▶ [Problem to work on] When you copy the records that follow, please keep every word exactly as it is and leave out the pictures.

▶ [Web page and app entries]
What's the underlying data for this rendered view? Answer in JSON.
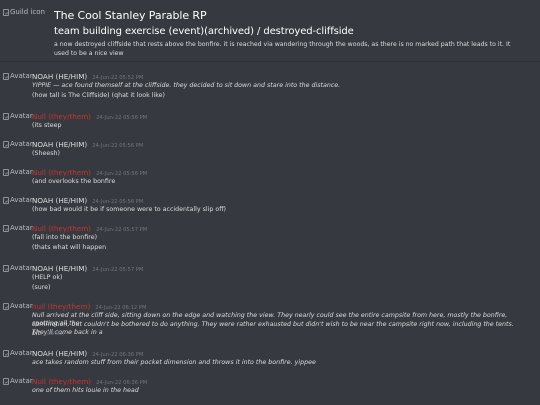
{
  "header": {
    "guild_icon_alt": "Guild icon",
    "guild_name": "The Cool Stanley Parable RP",
    "channel_path": "team building exercise (event)(archived) / destroyed-cliffside",
    "topic": "a now destroyed cliffside that rests above the bonfire. it is reached via wandering through the woods, as there is no marked path that leads to it. It used to be a nice view"
  },
  "avatar_alt": "Avatar",
  "edited_label": "(edited)",
  "messages": [
    {
      "author": "NOAH (HE/HIM)",
      "timestamp": "24-Jun-22 05:52 PM",
      "lines": [
        "YIPPIE — ace found themself at the cliffside. they decided to sit down and stare into the distance.",
        "(how tall is The Cliffside) (qhat it look like)"
      ]
    },
    {
      "author": "Null (they/them)",
      "timestamp": "24-Jun-22 05:56 PM",
      "lines": [
        "(its steep"
      ]
    },
    {
      "author": "NOAH (HE/HIM)",
      "timestamp": "24-Jun-22 05:56 PM",
      "lines": [
        "(Sheesh)"
      ]
    },
    {
      "author": "Null (they/them)",
      "timestamp": "24-Jun-22 05:56 PM",
      "lines": [
        "(and overlooks the bonfire"
      ]
    },
    {
      "author": "NOAH (HE/HIM)",
      "timestamp": "24-Jun-22 05:56 PM",
      "lines": [
        "(how bad would it be if someone were to accidentally slip off)"
      ]
    },
    {
      "author": "Null (they/them)",
      "timestamp": "24-Jun-22 05:57 PM",
      "lines": [
        "(fall into the bonfire)",
        "(thats what will happen"
      ]
    },
    {
      "author": "NOAH (HE/HIM)",
      "timestamp": "24-Jun-22 05:57 PM",
      "lines": [
        "(HELP ok)",
        "(sure)"
      ]
    },
    {
      "author": "null (they/them)",
      "timestamp": "24-Jun-22 06:12 PM",
      "lines": [
        "Null arrived at the cliff side, sitting down on the edge and watching the view. They nearly could see the entire campsite from here, mostly the bonfire, spotting all the",
        "commotion, but couldn't be bothered to do anything. They were rather exhausted but didn't wish to be near the campsite right now, including the tents. They'll come back in a",
        "bit."
      ]
    },
    {
      "author": "NOAH (HE/HIM)",
      "timestamp": "24-Jun-22 06:36 PM",
      "lines": [
        "ace takes random stuff from their pocket dimension and throws it into the bonfire. yippee"
      ]
    },
    {
      "author": "Null (they/them)",
      "timestamp": "24-Jun-22 06:36 PM",
      "lines": [
        "one of them hits louie in the head"
      ]
    }
  ]
}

▶ [Solution to this exercise]
What's the underlying data for this rendered view? Answer in JSON.
{
  "header": {
    "guild_icon_alt": "Guild icon",
    "guild_name": "The Cool Stanley Parable RP",
    "channel_path": "team building exercise (event)(archived) / destroyed-cliffside",
    "topic": "a now destroyed cliffside that rests above the bonfire. it is reached via wandering through the woods, as there is no marked path that leads to it. It used to be a nice view"
  },
  "avatar_alt": "Avatar",
  "edited_label": "(edited)",
  "messages": [
    {
      "author": "NOAH (HE/HIM)",
      "timestamp": "24-Jun-22 05:52 PM",
      "lines": [
        "YIPPIE — ace found themself at the cliffside. they decided to sit down and stare into the distance.",
        "(how tall is The Cliffside) (qhat it look like)"
      ]
    },
    {
      "author": "Null (they/them)",
      "timestamp": "24-Jun-22 05:56 PM",
      "lines": [
        "(its steep"
      ]
    },
    {
      "author": "NOAH (HE/HIM)",
      "timestamp": "24-Jun-22 05:56 PM",
      "lines": [
        "(Sheesh)"
      ]
    },
    {
      "author": "Null (they/them)",
      "timestamp": "24-Jun-22 05:56 PM",
      "lines": [
        "(and overlooks the bonfire"
      ]
    },
    {
      "author": "NOAH (HE/HIM)",
      "timestamp": "24-Jun-22 05:56 PM",
      "lines": [
        "(how bad would it be if someone were to accidentally slip off)"
      ]
    },
    {
      "author": "Null (they/them)",
      "timestamp": "24-Jun-22 05:57 PM",
      "lines": [
        "(fall into the bonfire)",
        "(thats what will happen"
      ]
    },
    {
      "author": "NOAH (HE/HIM)",
      "timestamp": "24-Jun-22 05:57 PM",
      "lines": [
        "(HELP ok)",
        "(sure)"
      ]
    },
    {
      "author": "null (they/them)",
      "timestamp": "24-Jun-22 06:12 PM",
      "lines": [
        "Null arrived at the cliff side, sitting down on the edge and watching the view. They nearly could see the entire campsite from here, mostly the bonfire, spotting all the",
        "commotion, but couldn't be bothered to do anything. They were rather exhausted but didn't wish to be near the campsite right now, including the tents. They'll come back in a",
        "bit."
      ]
    },
    {
      "author": "NOAH (HE/HIM)",
      "timestamp": "24-Jun-22 06:36 PM",
      "lines": [
        "ace takes random stuff from their pocket dimension and throws it into the bonfire. yippee"
      ]
    },
    {
      "author": "Null (they/them)",
      "timestamp": "24-Jun-22 06:36 PM",
      "lines": [
        "one of them hits louie in the head"
      ]
    }
  ]
}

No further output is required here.